Almost 80 percent of companies in Romania declare losses twice the size of their profit and fail to pay their duties to the state, entering an unfair competition with the other firms, according to the country's Finance Minister, Gheorghe Pogea.
“Out of the total 617,525 companies in Romania, only 12,000 ensure around 85 percent of the public revenues by paying their taxes to the state,” declared Pogea during a seminar organized by Business Standard.
The average profitability rate of companies in Romania stood at 5.8 percent in 2007. Some 242,000 firms that reported losses had businesses of 134 billion lei and an average loss rate of 16.2 percent. The average profit rate for lucrative companies was 10.4 percent in 2007.
The minister stressed that there are firms which reported an average loss rate of 180 percent in the past two-three years.
The administrative burden on companies needs to be diminished, added Pogea, saying that at the moment 71 taxes and tariffs out of the total 558 could be reduced.
The flat tax rate, the value added tax (VAT), the income tax and contributions will not be modified this year or the next, but the tax basis will be enlarged.
“Modifications will be made, but we will not alter the main taxes. We are talking about the poll tax only,” the minister said, adding that no expenses for investments will be cut.
Moreover, tax payments could be made through an electronic system. The Public Finance Ministry (MFP) will hold a meeting on March 26 with the representatives of the business environment to discuss on the new fiscal code to be applied starting with January 1 2010.
“The provisions of the new fiscal code need to announced in time, usually six months before, because it is important for every investor to know the modifications in advance,” Pogea explained.
However, the fiscal code should not be conceived for the current harsh times, but should consider a larger time horizon.
Finance ministry to leave more money on the market for the private sector
Liquidity on the market will hike starting with the second part of the year as MFP will no longer take so many credits, but will leave money on the market for the private sector, added Pogea.

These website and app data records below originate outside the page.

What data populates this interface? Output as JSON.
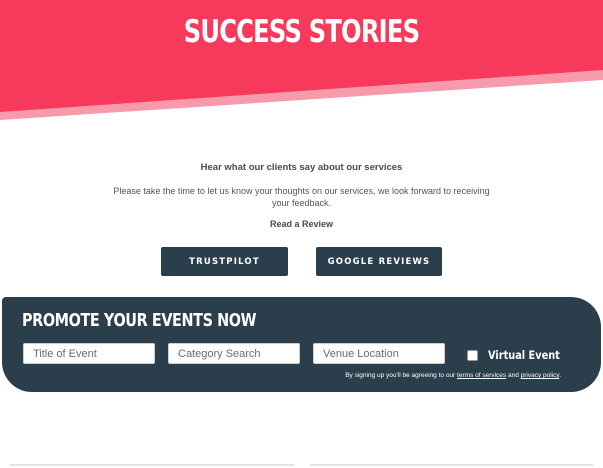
{
  "hero": {
    "title": "SUCCESS STORIES",
    "color_primary": "#f7395b",
    "color_secondary": "#f79aab"
  },
  "intro": {
    "heading": "Hear what our clients say about our services",
    "body": "Please take the time to let us know your thoughts on our services, we look forward to receiving your feedback.",
    "read_label": "Read a Review"
  },
  "buttons": {
    "trustpilot": "TRUSTPILOT",
    "google": "GOOGLE REVIEWS"
  },
  "events": {
    "title": "PROMOTE YOUR EVENTS NOW",
    "title_placeholder": "Title of Event",
    "category_placeholder": "Category Search",
    "venue_placeholder": "Venue Location",
    "virtual_label": "Virtual Event",
    "virtual_checked": false,
    "legal_prefix": "By signing up you'll be agreeing to our",
    "terms_link": "terms of services",
    "legal_and": "and",
    "privacy_link": "privacy policy",
    "legal_suffix": ".",
    "background": "#2b3e4c"
  }
}
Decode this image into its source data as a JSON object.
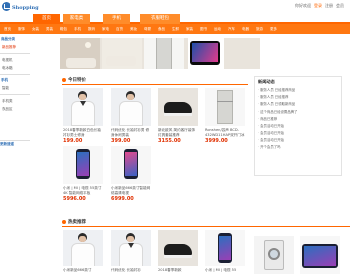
{
  "brand": {
    "logo_text": "Shopping"
  },
  "top_links": {
    "welcome": "你好欢迎",
    "login": "登录",
    "register": "注册",
    "cart": "会员"
  },
  "tabs": [
    "首页",
    "家电类",
    "手机",
    "衣服鞋包"
  ],
  "categories": [
    "首页",
    "服饰",
    "女装",
    "男装",
    "鞋包",
    "手机",
    "数码",
    "家电",
    "百货",
    "美妆",
    "母婴",
    "食品",
    "生鲜",
    "家装",
    "图书",
    "运动",
    "汽车",
    "电器",
    "旅游",
    "更多"
  ],
  "sidebar": {
    "head1": "商品分类",
    "items1": [
      "新品推荐",
      "",
      "电视机",
      "电冰箱"
    ],
    "head2": "手机",
    "items2": [
      "智能",
      "",
      "手机类",
      "衣品区"
    ],
    "foot": "更新速递"
  },
  "sections": {
    "today": "今日特价",
    "hot": "热卖推荐"
  },
  "products": [
    {
      "name": "2018春季新款白色长袖衬衫男士修身",
      "price": "199.00"
    },
    {
      "name": "代码优化 长袖衬衫男 修身休闲男装",
      "price": "399.00"
    },
    {
      "name": "新北欧风 简约客厅装饰灯具套装推荐",
      "price": "3155.00"
    },
    {
      "name": "Ronshen/容声 BCD-432WD11HAP双开门冰箱",
      "price": "3999.00"
    },
    {
      "name": "小米 | MI | 电视 55英寸 4K 智能网络平板",
      "price": "5996.00"
    },
    {
      "name": "小米新品666英寸智能网络高清电视",
      "price": "6999.00"
    }
  ],
  "hot_products": [
    {
      "name": "小米新品666英寸"
    },
    {
      "name": "代码优化 长袖衬衫"
    },
    {
      "name": "2018春季新款"
    },
    {
      "name": "小米 | MI | 电视 55"
    }
  ],
  "news": {
    "title": "新闻动态",
    "items": [
      "服务人员 已经推荐商品",
      "服务人员 已经推荐",
      "服务人员 已领取新商品",
      "这个商品已经设置品牌了",
      "商品已推荐",
      "会员活动已开始",
      "会员活动已开始",
      "会员活动已开始",
      "开个会员了吗"
    ]
  },
  "colors": {
    "accent": "#ff6600",
    "price": "#e03000",
    "brand": "#2f6fb5"
  }
}
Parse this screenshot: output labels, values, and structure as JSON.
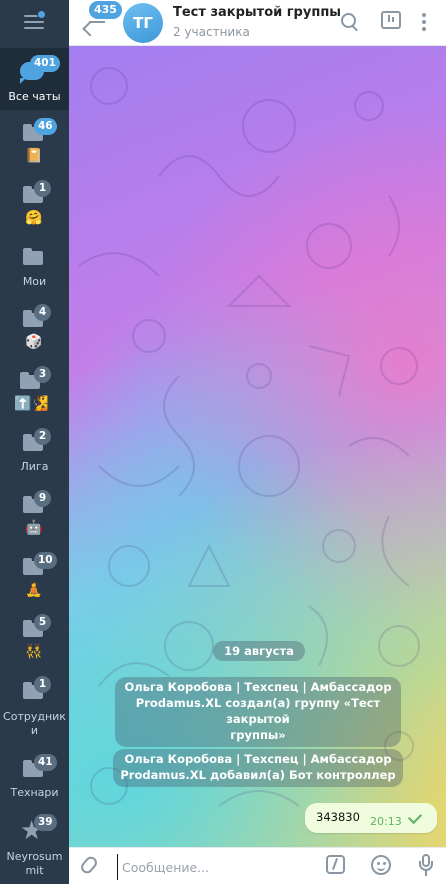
{
  "sidebar": {
    "folders": [
      {
        "name": "all",
        "label": "Все чаты",
        "badge": "401",
        "icon": "chats-icon"
      },
      {
        "name": "folder-2",
        "label": "",
        "badge": "46",
        "emoji": "📔",
        "icon": "folder-icon"
      },
      {
        "name": "folder-3",
        "label": "",
        "badge": "1",
        "emoji": "🤗",
        "icon": "folder-icon"
      },
      {
        "name": "moi",
        "label": "Мои",
        "badge": "",
        "icon": "folder-icon"
      },
      {
        "name": "folder-5",
        "label": "",
        "badge": "4",
        "emoji": "🎲",
        "icon": "folder-icon"
      },
      {
        "name": "folder-6",
        "label": "",
        "badge": "3",
        "emoji": "⬆️🧏",
        "icon": "folder-icon"
      },
      {
        "name": "liga",
        "label": "Лига",
        "badge": "2",
        "icon": "folder-icon"
      },
      {
        "name": "folder-8",
        "label": "",
        "badge": "9",
        "emoji": "🤖",
        "icon": "folder-icon"
      },
      {
        "name": "folder-9",
        "label": "",
        "badge": "10",
        "emoji": "🧘",
        "icon": "folder-icon"
      },
      {
        "name": "folder-10",
        "label": "",
        "badge": "5",
        "emoji": "👯",
        "icon": "folder-icon"
      },
      {
        "name": "sotrudniki",
        "label": "Сотрудники",
        "badge": "1",
        "icon": "folder-icon"
      },
      {
        "name": "tehnari",
        "label": "Технари",
        "badge": "41",
        "icon": "folder-icon"
      },
      {
        "name": "neyrosummit",
        "label": "Neyrosummit",
        "badge": "39",
        "icon": "star-icon"
      }
    ]
  },
  "header": {
    "back_badge": "435",
    "avatar_initials": "ТГ",
    "title": "Тест закрытой группы",
    "subtitle": "2 участника"
  },
  "chat": {
    "date": "19 августа",
    "service_messages": [
      {
        "line1": "Ольга Коробова | Техспец | Амбассадор",
        "line2": "Prodamus.XL создал(а) группу «Тест закрытой",
        "line3": "группы»"
      },
      {
        "line1": "Ольга Коробова | Техспец | Амбассадор",
        "line2": "Prodamus.XL добавил(а) Бот контроллер"
      }
    ],
    "outgoing_message": {
      "text": "343830",
      "time": "20:13"
    }
  },
  "composer": {
    "placeholder": "Сообщение..."
  },
  "colors": {
    "sidebar_bg": "#2b3a4b",
    "accent": "#4fa3e0",
    "outgoing_bubble": "#effdde"
  }
}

MFP collected money from state security issuances at interest rates of 11 to 12 percent per year in the past months, but Romania will have access to funds from the European Commission (EC) at an interest rate of 3 percent in the following period.
The finance minister added the accord with the International Monetary Fund (IMF) and the EC will restore investors' trust and will ensure the stability of the exchange rate and of the banking system.